The end of the John year

It is with good sadness that I end this liturgical church year today. For the last year I have led the congregation in riskily departing from the wiser tradition of the Revised Common Lectionary, and following our own lectionary through the Gospel of John. Since I had worked on memorizing John on my 2008 sabbatical, I told most of the gospel scriptures this past year for memory. Of course, each week I would have to brush up on my memory, sermon by sermon, and it got harder as the year progressed. You might say that this year of preaching through John has been learning it by heart for the second time.

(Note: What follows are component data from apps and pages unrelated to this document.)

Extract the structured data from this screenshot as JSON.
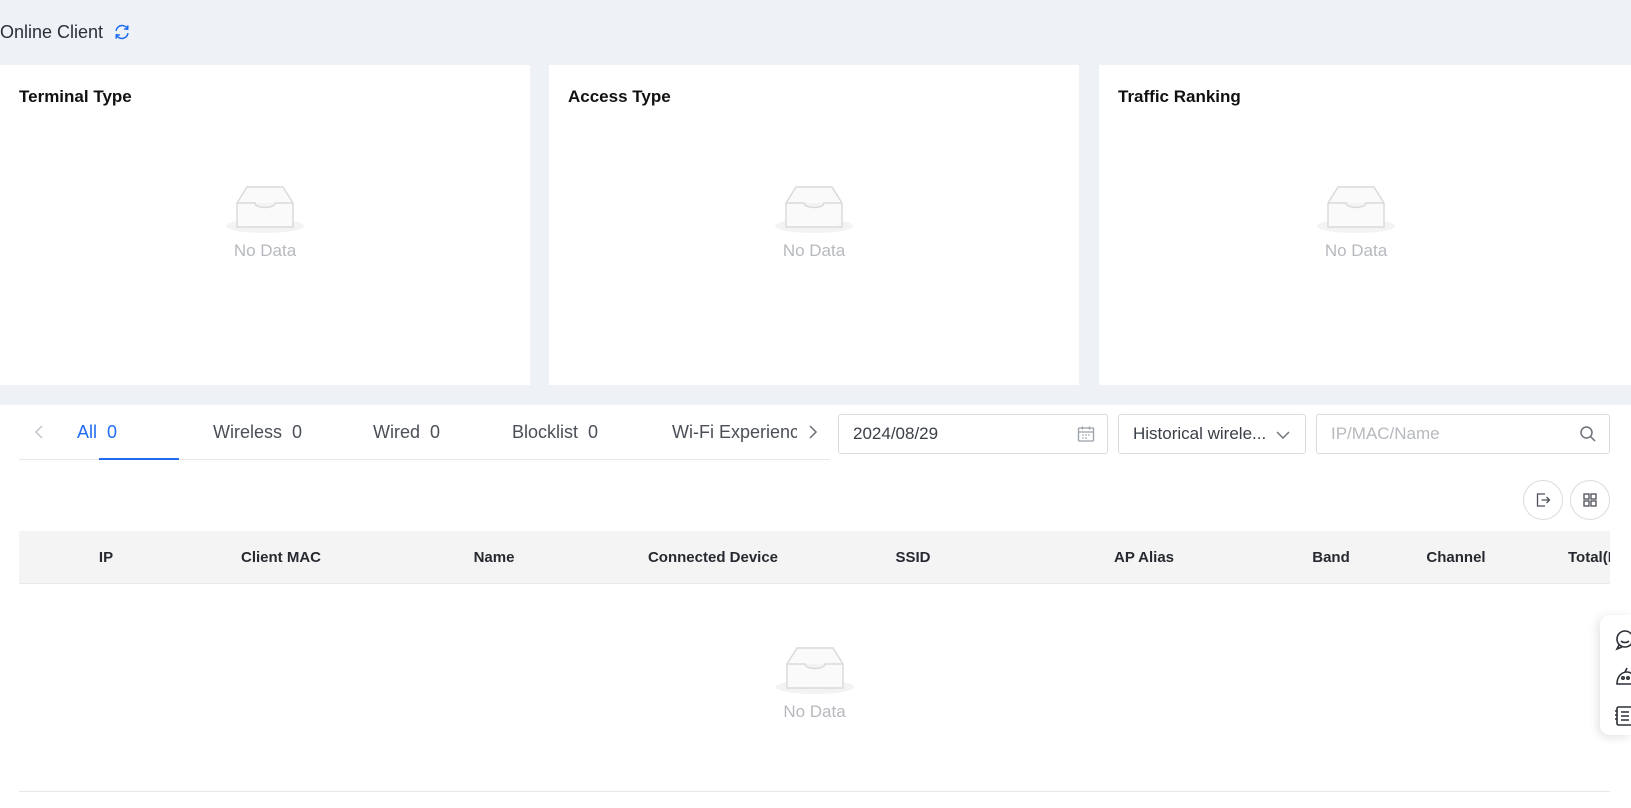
{
  "header": {
    "title": "Online Client",
    "refresh_icon": "refresh-icon"
  },
  "cards": [
    {
      "title": "Terminal Type",
      "empty_text": "No Data"
    },
    {
      "title": "Access Type",
      "empty_text": "No Data"
    },
    {
      "title": "Traffic Ranking",
      "empty_text": "No Data"
    }
  ],
  "tabs": [
    {
      "label": "All",
      "count": "0",
      "active": true
    },
    {
      "label": "Wireless",
      "count": "0"
    },
    {
      "label": "Wired",
      "count": "0"
    },
    {
      "label": "Blocklist",
      "count": "0"
    },
    {
      "label": "Wi-Fi Experience",
      "count": ""
    }
  ],
  "filters": {
    "date": "2024/08/29",
    "history_select": "Historical wirele...",
    "search_placeholder": "IP/MAC/Name"
  },
  "table": {
    "columns": [
      "IP",
      "Client MAC",
      "Name",
      "Connected Device",
      "SSID",
      "AP Alias",
      "Band",
      "Channel",
      "Total(M"
    ],
    "empty_text": "No Data"
  },
  "colors": {
    "accent": "#1f6cf2",
    "background": "#eef2f6",
    "header_bg": "#f4f4f5",
    "empty_text": "#b6b9be"
  }
}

Was it worth it? I’ve grown to value telling the scripture rather than having the printed page in between me and congregation. It seemed to verify that the word had become flesh, or at least temporarily had become enfleshed in my brain cells. I can only hope that the word has indeed become a deeper part of my being, but how does one measure something like that? I had also been praying for the congregation: since they saw their pastor learning scripture by heart, both by taking off on a sabbatical to do it (walking from D.C. to Pittsburgh) and, once back home, by telling pieces of John’s gospel for memory Sunday after Sunday, I was hoping they would grow more hungry for the word to sink into their lives too. That was my hope, but, again, how does one measure if it bore fruit?

And so a 3 year effort (the preparation, the long walk and memorizing, the year of preaching through John) comes to an end. It has been full and rich and difficult and tearful, all in one. I am invigorated and worn out. Some in the pews may breathe a sigh of relief to be returning to the more practical, story-telling Luke. Some weeks I, too, will be relieved for the return to routine.

On the other hand, the poet of John’s gospel, that unknown beloved disciple, has changed me through his gift of writing. The gospel’s broad concepts–like community or Jesus’ identity or Jesus’ constant challenge of the unbelieving status quo–have shifted my perspective about what it means to follow Jesus.

But much more frequently, it has been snippets of the gospel’s phrases that have worked their way into my living and praying, tunneling like the brown burrs embedded in my dog’s fur. These turns of phrases have little to do with big theological concepts, but they have everything to do with pulling me here and there from distractions to notice the life of Jesus’ presence right here in the run-of-the-mill moment. I drive down the road and a phrase rises around the bend; I walk the dogs, and a word sounds with the wind; I wake up in the night, and a sentence is lodged under my pillow; I speak on the phone, and a word slips out of my mouth.

What am I talking about? Nothing coherent maybe, and for that I apologize. So let me simply name some of those snippets that have burrowed in and stuck:

Come and see. She came to tomb and saw.
Know me. Grace upon grace. In him was life. You in me and I in you.
I am coming to you. In the beginning. Tented with us.
You will be thirsty again.
Out of the believer’s heart shall flow rivers of living water.
The sheep know his voice. Not leave you orphaned.
Peace. My peace. Peace be with you.
Vine. Bread. Believe in me. What is truth?
Ask anything in my name. Twelve baskets full. Feed my sheep.
Without me you can do nothing.
Light of all people. Not walk in darkness.
How shall we know the way? I am way. Rise, let us be on our way.
Do not let your hearts be troubled. Lamb of God.
Do you love me? For God so loved.
Unless a seed fall into the earth. He must increase. I must decrease.
Washed their feet. No one has greater love.
Accept my word. The word was God.
The serpent in the wilderness. You will live. Crucify. My joy.
He breathed on them. Your joy.
We have seen for ourselves.

These snippets are new companions. Behind them stands One whom I have come to know as Companion.

Was it worth it? Yes. Yes. Yes.


  1. So, why isn’t there a “like” button for the blog? God bless you–and your congregation–for taking this journey.

  2. Yes, definitely there is gratitude for such a risk-taking (or is it patient?)congregation.

  3. Even patience is no small thing.